Russia has dropped piracy charges against 30 people involved in a Greenpeace protest over Arctic oil drilling, replacing them with lesser charges, the Itar-Tass news agency reported on Wednesday, citing federal investigators.
Investigative Committee spokesman Vladimir Markin said the charges against activists who protested at an oil platform in the Pechora Sea last month had been changed from piracy, which carries a maximum jail sentence of 12 years, to hooliganism, which has a maximum sentence of seven years, Itar-Tass reported.
'We will contest the trumped-up charge of hooliganism as strongly as we contested the piracy allegations.' - Vladimir Chuprov, Greenpeace Russia
Greenpeace said the lesser charge is still "wildly disproportionate" to the activists' actions.
"We will contest the trumped-up charge of hooliganism as strongly as we contested the piracy allegations," said Vladimir
Chuprov of Greenpeace Russia in a statement. "They are both fantasy charges that bear no relation to reality."
The Investigative Committee warned that it could charge the activists with additional offences, including violence against authorities. That charge is punishable by up to 10 years in prison.
But Greenpeace dismissed the allegation that its members used force against officials, pointing out its organization's 42-year history of peaceful protest.
"They arrived at that oil rig in a ship painted with a dove and a rainbow," Chuprov said.
2 Canadians among those arrested
The activists were arrested Sept. 19 along with two journalists when the Russian coast guard stormed Greenpeace’s Arctic Sunrise ship, which was near a drilling rig in the Prirazlomnaya oil field owned by the Russian state oil company Gazprom.
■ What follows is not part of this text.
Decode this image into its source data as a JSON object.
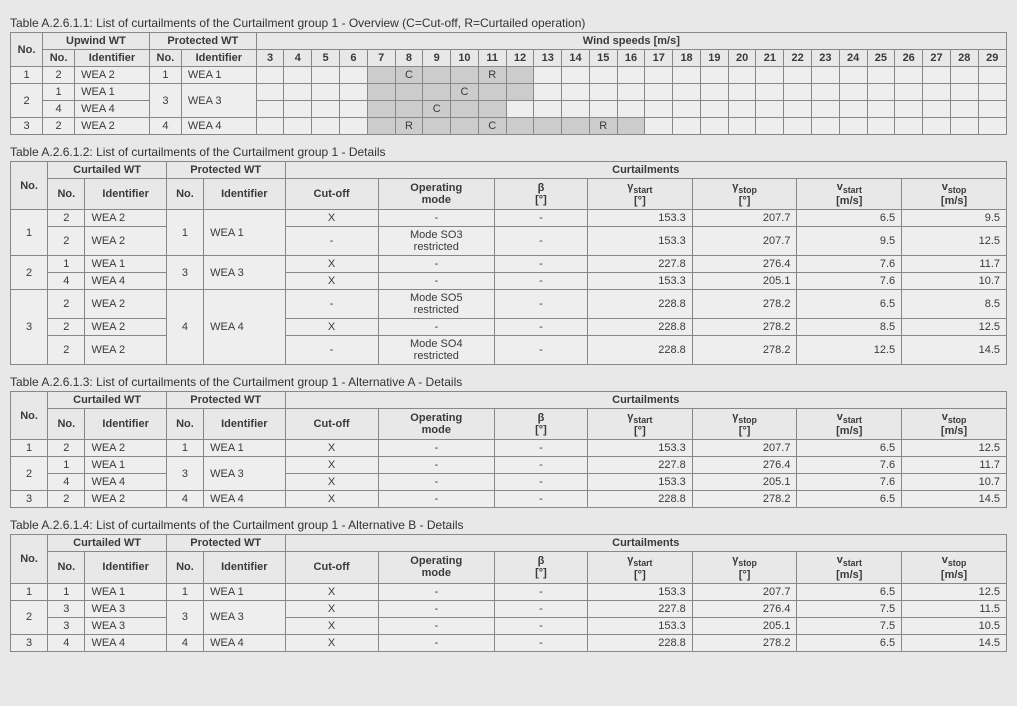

Two Canadians — Alexandre Paul of Montreal and Paul Ruzycki of Port Colborne, Ont. — are among those being held in the northern port city Murmansk. The group includes 28 activists and two journalists from 18 different countries: Argentina, Australia, Brazil, Canada, the Czech Republic, Denmark, Britain, Finland, France, Italy, the Netherlands, New Zealand, Poland, Russia, Sweden, Turkey, Ukraine and the United States.
Last week, 11 Nobel Peace Prize laureates, including South African anti-apartheid campaigner Desmond Tutu, released an open letter calling on Russian President Vladimir Putin to release the demonstrators.